Saying that financial troubles at LICH threatened SUNY Downstate, the SUNY board of trustees voted on March 19 to close LICH, a Downstate affiliate. The March 19 vote was the board’s second vote; Justice Baynes ruled on March 14 that the original board meeting didn’t comply with the Open Meetings Law.
On Monday, Judge Baynes ordered SUNY to rescind the LICH closing plan until SUNY subjects the plan to “adequate review,” as required under New York Education Law 356. He criticized several aspects of the plan, and called Dr. John Williams’ recommendation to close LICH “arbitrary and capricious, an abuse of discretion and a violation of lawful procedure.” [A full analysis of this order follows at brooklyneagle.com]

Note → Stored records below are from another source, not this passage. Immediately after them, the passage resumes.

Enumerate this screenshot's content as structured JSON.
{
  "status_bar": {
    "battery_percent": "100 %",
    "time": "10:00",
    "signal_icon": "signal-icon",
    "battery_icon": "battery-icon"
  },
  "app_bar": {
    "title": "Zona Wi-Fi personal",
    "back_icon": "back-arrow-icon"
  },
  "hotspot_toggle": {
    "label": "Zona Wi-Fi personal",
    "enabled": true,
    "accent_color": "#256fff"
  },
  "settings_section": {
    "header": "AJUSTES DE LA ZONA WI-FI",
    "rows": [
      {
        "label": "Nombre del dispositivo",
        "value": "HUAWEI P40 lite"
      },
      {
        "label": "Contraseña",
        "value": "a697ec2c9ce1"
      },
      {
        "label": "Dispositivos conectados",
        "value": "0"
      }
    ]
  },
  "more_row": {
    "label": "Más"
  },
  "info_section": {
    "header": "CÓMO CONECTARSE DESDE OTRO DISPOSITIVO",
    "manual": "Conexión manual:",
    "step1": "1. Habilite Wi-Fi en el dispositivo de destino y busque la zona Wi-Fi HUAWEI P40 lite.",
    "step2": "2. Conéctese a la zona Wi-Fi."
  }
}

“This temporary restraining order is another victory for Brooklyn patients who depend on LICH, and for nurses, caregivers, and doctors who are fighting to keep our hospital open for care,” said Jill Furillo, RN, Executive Director of the New York State Nurses Association.
But SUNY spokesperson David D. Doyle said SUNY was deeply disappointed. “SUNY Downstate is in a financial crisis and it is a race against the clock to save medical education, thousands of jobs, and high quality patient care in Brooklyn.”
The temporary restraining order was sought by the NYS Nurses Association; 1199 SEIU United; Healthcare Workers East; Concerned Physicians of LICH and Carl Biers. The defendants were the NYS Department of Health and its Commissioner Nirav Shah, MD; the State University of New York (SUNY); SUNY Downstate Medical Center; Downstate’s Council; and the President of SUNY Downstate John F. Williams.